GS⭐️ Smokey

☆ Americans Are The Most Generous People In The World

When local school systems closed out of concern about the spread of the novel coronavirus (COVID-19), Tennessee Hills Distillery owner Stephen Callahan knew he wanted to find a way to help. His solution? Make hand sanitizer with the distillery’s waste alcohol and donate the proceeds from sales to local food pantries and schools to help feed students out of school due to the virus. And while he thought it would be a good way to help the community, he didn’t expect the response he got.

“It shut us down,” Callahan said. “We had no idea we would have the response we got — which we’re very thankful for. Initially, it started as an idea to help out the community and keep morale up and try to do our part to get us through this thing.”

After making and selling about 1,000 bottles, Callahan and the distillery are focused on securing the crucial ingredients to continue production. Callahan estimated it would take until around mid-week next week to produce more, and that they will likely start making alcohol solely for their hand sanitizer. The bottles cost a $2 minimum donation, with 100% of the proceeds being donated.

Once the distillery gets the necessary ingredients, namely aloe, Callahan estimates it will be able to produce around 2,000 of the 50 milliliter, 60% alcohol bottles every couple of days. Callahan also noted that he will likely look to bring on volunteers to help bottle the sanitizer in an attempt to increase production. Anyone interested in volunteering can email info@tnhilldistillery.com.

“We’ve had an unbelievable response,” Callahan said. “I think we’re going to be able to help out a lot more people than we initially intended, so that’s a whole new aspect of what we got going on right now.”

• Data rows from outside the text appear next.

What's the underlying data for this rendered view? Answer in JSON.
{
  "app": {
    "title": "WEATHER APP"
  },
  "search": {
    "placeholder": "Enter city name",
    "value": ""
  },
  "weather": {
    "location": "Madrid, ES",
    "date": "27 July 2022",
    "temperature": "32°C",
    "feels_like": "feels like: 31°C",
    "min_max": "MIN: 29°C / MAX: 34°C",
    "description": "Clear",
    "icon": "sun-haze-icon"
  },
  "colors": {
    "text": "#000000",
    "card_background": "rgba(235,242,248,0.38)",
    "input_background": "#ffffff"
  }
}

As he prepared for the next release of the sanitizer, Callahan said the distillery increased its vodka production and will hold a sale on its vodka as a means to get people in their doors and clear inventory ahead of the next batch of sanitizer this weekend.

“We’re happy to do it for our community,” Callahan said. “It’s just a unique opportunity, and right now since we’ve had such a great response we feel it’s kind of our duty to do it and play our part, which is really cool.”